Try it: Reproduce the full listing below unchanged, apart from the pictures.

Recorded data:
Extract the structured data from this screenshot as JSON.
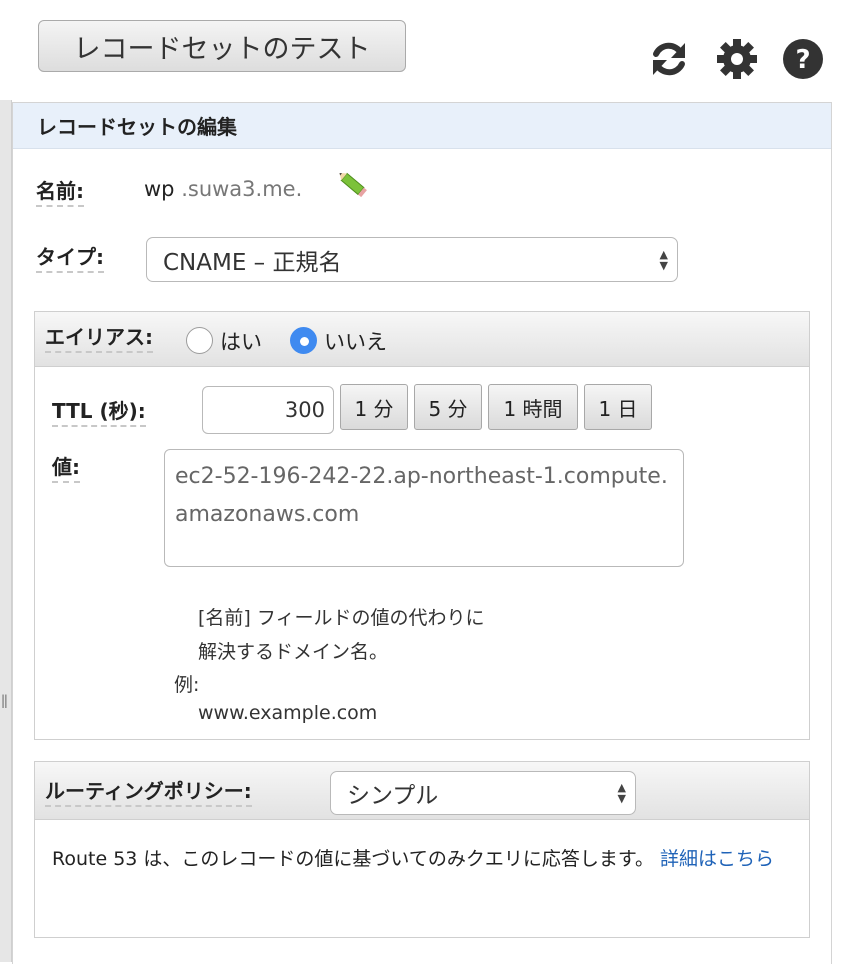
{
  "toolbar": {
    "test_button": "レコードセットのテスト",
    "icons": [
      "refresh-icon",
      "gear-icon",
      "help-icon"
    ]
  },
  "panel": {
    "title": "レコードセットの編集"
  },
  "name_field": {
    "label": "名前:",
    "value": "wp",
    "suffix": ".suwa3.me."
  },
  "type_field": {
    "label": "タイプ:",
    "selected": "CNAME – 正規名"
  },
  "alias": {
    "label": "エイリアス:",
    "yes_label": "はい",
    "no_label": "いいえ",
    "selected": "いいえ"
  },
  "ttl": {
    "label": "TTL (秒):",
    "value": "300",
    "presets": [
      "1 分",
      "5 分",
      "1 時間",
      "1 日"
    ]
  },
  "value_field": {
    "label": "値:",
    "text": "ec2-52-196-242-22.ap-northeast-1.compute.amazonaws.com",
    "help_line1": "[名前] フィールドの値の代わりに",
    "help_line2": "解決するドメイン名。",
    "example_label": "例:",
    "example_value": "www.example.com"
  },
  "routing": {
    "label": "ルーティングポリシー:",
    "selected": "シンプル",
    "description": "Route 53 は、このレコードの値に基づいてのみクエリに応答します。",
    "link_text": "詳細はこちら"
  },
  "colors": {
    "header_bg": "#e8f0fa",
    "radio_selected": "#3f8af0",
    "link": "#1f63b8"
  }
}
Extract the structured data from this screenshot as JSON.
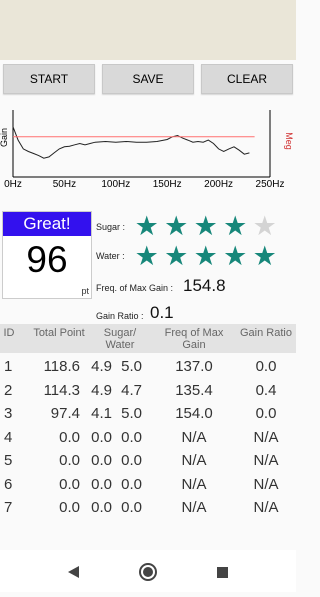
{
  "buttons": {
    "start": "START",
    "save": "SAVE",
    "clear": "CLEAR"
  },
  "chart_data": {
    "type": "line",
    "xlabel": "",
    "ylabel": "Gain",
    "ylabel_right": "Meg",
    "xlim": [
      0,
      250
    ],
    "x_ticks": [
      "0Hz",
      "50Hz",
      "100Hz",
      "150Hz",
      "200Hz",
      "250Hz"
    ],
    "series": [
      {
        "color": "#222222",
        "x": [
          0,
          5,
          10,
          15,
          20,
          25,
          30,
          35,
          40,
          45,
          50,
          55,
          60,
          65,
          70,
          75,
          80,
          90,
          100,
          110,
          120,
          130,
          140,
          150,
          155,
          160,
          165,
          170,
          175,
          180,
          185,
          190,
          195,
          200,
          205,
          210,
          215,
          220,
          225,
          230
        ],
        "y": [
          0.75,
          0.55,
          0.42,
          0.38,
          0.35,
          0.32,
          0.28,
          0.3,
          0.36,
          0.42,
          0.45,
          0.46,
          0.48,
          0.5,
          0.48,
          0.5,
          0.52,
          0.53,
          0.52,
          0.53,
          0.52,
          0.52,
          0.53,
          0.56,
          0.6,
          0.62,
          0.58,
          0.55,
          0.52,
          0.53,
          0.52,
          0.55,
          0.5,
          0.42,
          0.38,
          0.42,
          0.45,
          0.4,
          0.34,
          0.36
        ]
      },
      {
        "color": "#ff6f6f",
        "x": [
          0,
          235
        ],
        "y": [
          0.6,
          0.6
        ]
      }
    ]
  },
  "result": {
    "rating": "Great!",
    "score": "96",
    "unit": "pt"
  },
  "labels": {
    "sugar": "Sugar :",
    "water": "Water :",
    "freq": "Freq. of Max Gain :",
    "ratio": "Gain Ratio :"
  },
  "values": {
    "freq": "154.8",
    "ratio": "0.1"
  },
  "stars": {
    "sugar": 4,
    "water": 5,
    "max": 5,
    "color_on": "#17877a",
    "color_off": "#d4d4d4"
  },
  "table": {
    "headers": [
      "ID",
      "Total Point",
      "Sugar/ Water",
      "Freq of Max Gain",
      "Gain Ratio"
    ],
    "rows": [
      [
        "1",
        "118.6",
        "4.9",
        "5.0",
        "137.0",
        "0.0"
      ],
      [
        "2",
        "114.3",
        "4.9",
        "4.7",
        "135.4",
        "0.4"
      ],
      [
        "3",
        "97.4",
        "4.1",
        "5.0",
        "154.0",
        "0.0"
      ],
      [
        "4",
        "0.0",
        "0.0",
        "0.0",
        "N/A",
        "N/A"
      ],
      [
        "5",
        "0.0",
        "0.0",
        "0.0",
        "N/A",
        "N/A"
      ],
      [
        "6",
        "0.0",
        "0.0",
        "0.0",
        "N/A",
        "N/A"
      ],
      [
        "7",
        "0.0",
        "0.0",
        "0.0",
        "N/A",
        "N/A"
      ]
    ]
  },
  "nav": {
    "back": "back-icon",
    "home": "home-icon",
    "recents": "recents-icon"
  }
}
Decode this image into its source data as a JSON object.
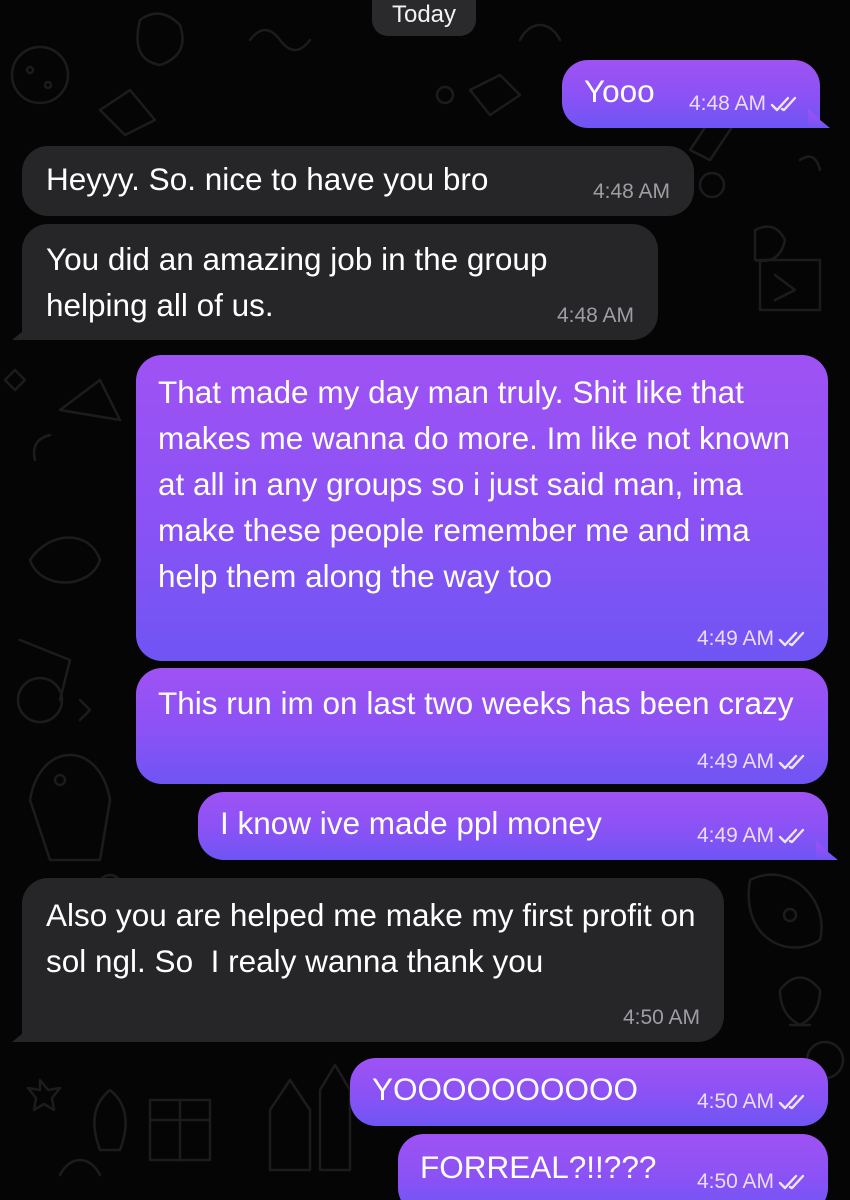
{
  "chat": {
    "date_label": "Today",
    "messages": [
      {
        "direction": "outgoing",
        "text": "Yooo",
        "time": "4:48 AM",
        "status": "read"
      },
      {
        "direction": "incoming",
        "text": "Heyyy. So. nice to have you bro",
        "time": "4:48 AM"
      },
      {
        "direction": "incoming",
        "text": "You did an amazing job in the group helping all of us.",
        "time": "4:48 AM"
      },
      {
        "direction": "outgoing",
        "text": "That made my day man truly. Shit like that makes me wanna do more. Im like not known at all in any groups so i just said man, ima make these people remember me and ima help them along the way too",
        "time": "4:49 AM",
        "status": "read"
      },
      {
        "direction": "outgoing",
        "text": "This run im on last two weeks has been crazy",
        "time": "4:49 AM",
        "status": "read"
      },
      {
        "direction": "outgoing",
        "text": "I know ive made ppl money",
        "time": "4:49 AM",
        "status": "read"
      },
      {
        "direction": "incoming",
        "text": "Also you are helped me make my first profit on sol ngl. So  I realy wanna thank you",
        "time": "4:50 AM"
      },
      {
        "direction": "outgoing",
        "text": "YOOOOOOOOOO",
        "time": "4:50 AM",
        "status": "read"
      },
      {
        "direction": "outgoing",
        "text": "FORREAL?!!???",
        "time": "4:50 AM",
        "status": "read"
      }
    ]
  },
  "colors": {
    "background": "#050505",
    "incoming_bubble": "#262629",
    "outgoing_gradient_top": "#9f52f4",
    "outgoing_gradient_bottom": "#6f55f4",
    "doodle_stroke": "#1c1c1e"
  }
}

Response box:
Extract the structured data from this screenshot as JSON.
{
  "toolbar": {
    "test_button": "レコードセットのテスト",
    "icons": [
      "refresh-icon",
      "gear-icon",
      "help-icon"
    ]
  },
  "panel": {
    "title": "レコードセットの編集"
  },
  "name_field": {
    "label": "名前:",
    "value": "wp",
    "suffix": ".suwa3.me."
  },
  "type_field": {
    "label": "タイプ:",
    "selected": "CNAME – 正規名"
  },
  "alias": {
    "label": "エイリアス:",
    "yes_label": "はい",
    "no_label": "いいえ",
    "selected": "いいえ"
  },
  "ttl": {
    "label": "TTL (秒):",
    "value": "300",
    "presets": [
      "1 分",
      "5 分",
      "1 時間",
      "1 日"
    ]
  },
  "value_field": {
    "label": "値:",
    "text": "ec2-52-196-242-22.ap-northeast-1.compute.amazonaws.com",
    "help_line1": "[名前] フィールドの値の代わりに",
    "help_line2": "解決するドメイン名。",
    "example_label": "例:",
    "example_value": "www.example.com"
  },
  "routing": {
    "label": "ルーティングポリシー:",
    "selected": "シンプル",
    "description": "Route 53 は、このレコードの値に基づいてのみクエリに応答します。",
    "link_text": "詳細はこちら"
  },
  "colors": {
    "header_bg": "#e8f0fa",
    "radio_selected": "#3f8af0",
    "link": "#1f63b8"
  }
}
Extract the structured data from this screenshot as JSON.
{
  "buttons": {
    "start": "START",
    "save": "SAVE",
    "clear": "CLEAR"
  },
  "chart_data": {
    "type": "line",
    "xlabel": "",
    "ylabel": "Gain",
    "ylabel_right": "Meg",
    "xlim": [
      0,
      250
    ],
    "x_ticks": [
      "0Hz",
      "50Hz",
      "100Hz",
      "150Hz",
      "200Hz",
      "250Hz"
    ],
    "series": [
      {
        "color": "#222222",
        "x": [
          0,
          5,
          10,
          15,
          20,
          25,
          30,
          35,
          40,
          45,
          50,
          55,
          60,
          65,
          70,
          75,
          80,
          90,
          100,
          110,
          120,
          130,
          140,
          150,
          155,
          160,
          165,
          170,
          175,
          180,
          185,
          190,
          195,
          200,
          205,
          210,
          215,
          220,
          225,
          230
        ],
        "y": [
          0.75,
          0.55,
          0.42,
          0.38,
          0.35,
          0.32,
          0.28,
          0.3,
          0.36,
          0.42,
          0.45,
          0.46,
          0.48,
          0.5,
          0.48,
          0.5,
          0.52,
          0.53,
          0.52,
          0.53,
          0.52,
          0.52,
          0.53,
          0.56,
          0.6,
          0.62,
          0.58,
          0.55,
          0.52,
          0.53,
          0.52,
          0.55,
          0.5,
          0.42,
          0.38,
          0.42,
          0.45,
          0.4,
          0.34,
          0.36
        ]
      },
      {
        "color": "#ff6f6f",
        "x": [
          0,
          235
        ],
        "y": [
          0.6,
          0.6
        ]
      }
    ]
  },
  "result": {
    "rating": "Great!",
    "score": "96",
    "unit": "pt"
  },
  "labels": {
    "sugar": "Sugar :",
    "water": "Water :",
    "freq": "Freq. of Max Gain :",
    "ratio": "Gain Ratio :"
  },
  "values": {
    "freq": "154.8",
    "ratio": "0.1"
  },
  "stars": {
    "sugar": 4,
    "water": 5,
    "max": 5,
    "color_on": "#17877a",
    "color_off": "#d4d4d4"
  },
  "table": {
    "headers": [
      "ID",
      "Total Point",
      "Sugar/ Water",
      "Freq of Max Gain",
      "Gain Ratio"
    ],
    "rows": [
      [
        "1",
        "118.6",
        "4.9",
        "5.0",
        "137.0",
        "0.0"
      ],
      [
        "2",
        "114.3",
        "4.9",
        "4.7",
        "135.4",
        "0.4"
      ],
      [
        "3",
        "97.4",
        "4.1",
        "5.0",
        "154.0",
        "0.0"
      ],
      [
        "4",
        "0.0",
        "0.0",
        "0.0",
        "N/A",
        "N/A"
      ],
      [
        "5",
        "0.0",
        "0.0",
        "0.0",
        "N/A",
        "N/A"
      ],
      [
        "6",
        "0.0",
        "0.0",
        "0.0",
        "N/A",
        "N/A"
      ],
      [
        "7",
        "0.0",
        "0.0",
        "0.0",
        "N/A",
        "N/A"
      ]
    ]
  },
  "nav": {
    "back": "back-icon",
    "home": "home-icon",
    "recents": "recents-icon"
  }
}
Decode this image into its source data as a JSON object.
{
  "chat": {
    "date_label": "Today",
    "messages": [
      {
        "direction": "outgoing",
        "text": "Yooo",
        "time": "4:48 AM",
        "status": "read"
      },
      {
        "direction": "incoming",
        "text": "Heyyy. So. nice to have you bro",
        "time": "4:48 AM"
      },
      {
        "direction": "incoming",
        "text": "You did an amazing job in the group helping all of us.",
        "time": "4:48 AM"
      },
      {
        "direction": "outgoing",
        "text": "That made my day man truly. Shit like that makes me wanna do more. Im like not known at all in any groups so i just said man, ima make these people remember me and ima help them along the way too",
        "time": "4:49 AM",
        "status": "read"
      },
      {
        "direction": "outgoing",
        "text": "This run im on last two weeks has been crazy",
        "time": "4:49 AM",
        "status": "read"
      },
      {
        "direction": "outgoing",
        "text": "I know ive made ppl money",
        "time": "4:49 AM",
        "status": "read"
      },
      {
        "direction": "incoming",
        "text": "Also you are helped me make my first profit on sol ngl. So  I realy wanna thank you",
        "time": "4:50 AM"
      },
      {
        "direction": "outgoing",
        "text": "YOOOOOOOOOO",
        "time": "4:50 AM",
        "status": "read"
      },
      {
        "direction": "outgoing",
        "text": "FORREAL?!!???",
        "time": "4:50 AM",
        "status": "read"
      }
    ]
  },
  "colors": {
    "background": "#050505",
    "incoming_bubble": "#262629",
    "outgoing_gradient_top": "#9f52f4",
    "outgoing_gradient_bottom": "#6f55f4",
    "doodle_stroke": "#1c1c1e"
  }
}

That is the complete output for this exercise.